ABA is accountable –
Therapists and teachers whose work is informed by ABA focus on environmental variables that reliably influence learning and that can be acted upon. This yields a form of accountability and responsibility that is good for the public and consumers.
(my side note: the important thing about therapies based on evidence, is that you can tell if they are or aren’t working. All therapy is under our oversight. It is either in our home, or we can observe it at the therapy centre. We write down everything so we can analyse it later. It is easy to see trends and what is or isn’t working. The therapists can never claim that something is working if it isn’t – we know exactly how effective his early intervention is.)
ABA is self-correcting –
Direct and frequent measurement is the foundation and most important component of treatment based on ABA. It enables practitioners to detect their successes and, equally important, their failures so that changes can be made in an effort to change failure to success.
(my side note: in our therapy with Michael, this has been very valuable. Some programs we have done, have initially been totally unsuccessful. While we do keep trying for a couple of months, our supervisor will always monitor progress. If he isn’t moving forward or keeps having trouble with the same concept, she will start teaching him in a different way. Every time we’ve done this, he has been able to master the skill and move forward quickly.)
ABA is optimistic –
Children with autism are among the most difficult of all children to teach. ABA provides their teachers and parents a legitimate sense of optimism.
First, direct and continuous measurement lets us see small improvements in behavior that would otherwise go unseen (and therefore not reinforced and, as a result, perhaps not repeated).
Second, each time a teacher or parent successfully uses a behavioral technique, the more optimistic he or she is about the prospects for future success (positive outcomes are the most common result of behaviorally based interventions).
Third, the peer-reviewed literature in ABA is rich with examples of children, who many had considered uneducable, acquiring life-enriching communication, social, and independence skills.
My Side Note: How ABA Has Benefited My Son
When we started ABA, Michael had no skills. He couldn’t press a button. He couldn’t bang a drum. In fact what was the most heartbreaking thing is that he wouldn’t even attempt anything. Every time I tried to interest him in a toy, he threw a massive tantrum. Even if I left him alone to play as he wished, he threw the same massive tantrum. He ran around and looked at his fingers, and just kept regressing.
After a few months of ABA, we saw him attempt things for himself, and allow himself to be taught. The progress each day was tiny. Miniscule. One day, he would bang a drum a couple of times. The next day, he did that and pressed a button. We wrote it all down, so we could see the tiny improvements. It was so encouraging to see, after two hours of trying, that you were succeeding. But with the data you could see how much he was improving every day.

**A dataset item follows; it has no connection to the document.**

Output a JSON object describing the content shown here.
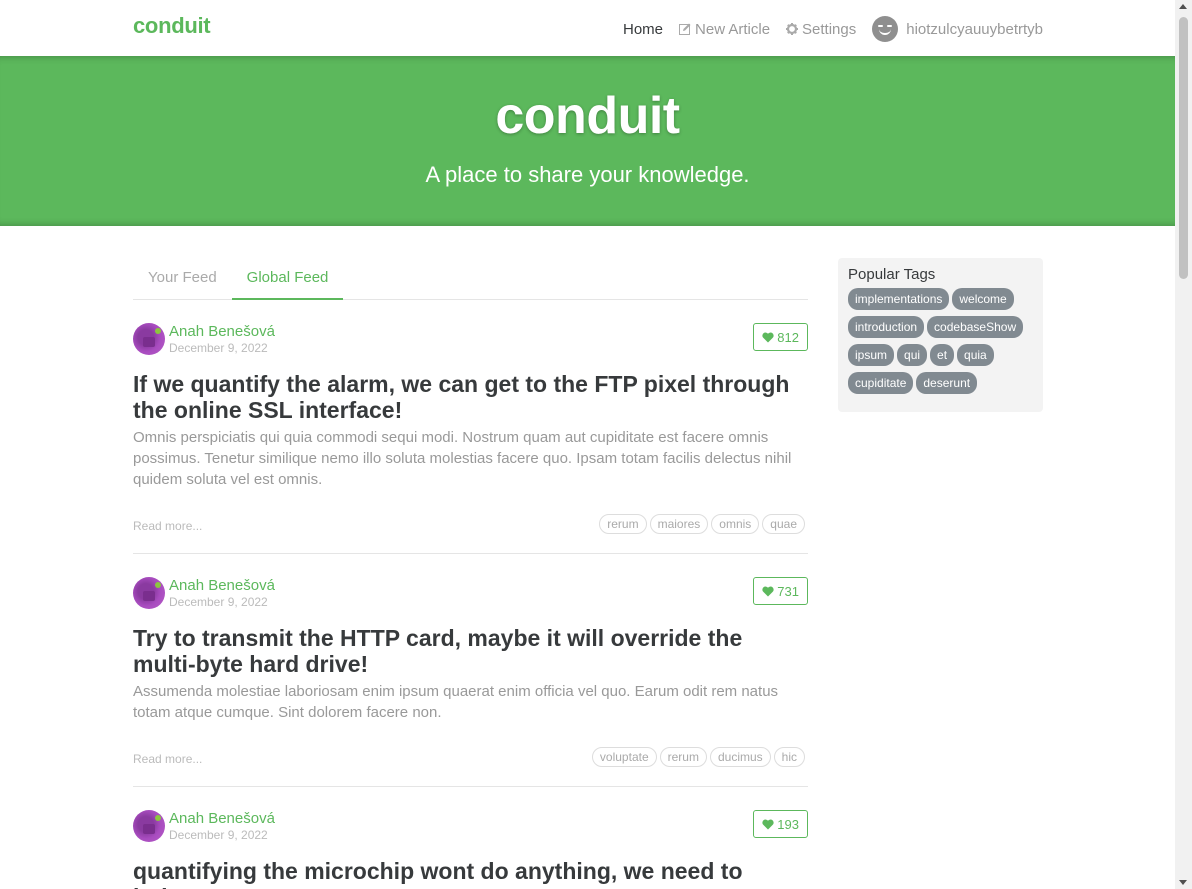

Six months later, he did a formal assessment at an assessment centre. He attempted every single thing they asked. He still had a huge way to go. They assessed him at the developmental level of a 14 month old and he was well over two years old. But the important thing to me is that before he started therapy he was functionally a 3 month old and now he was learning, trying things, and much happier overall. Thank you ABA!
Pritchard, J. (2012). It’s Ok to say “I don’t know”: Advice from advisory board member Bill Heward. Science in Autism Treatment, 9(4), 1-3.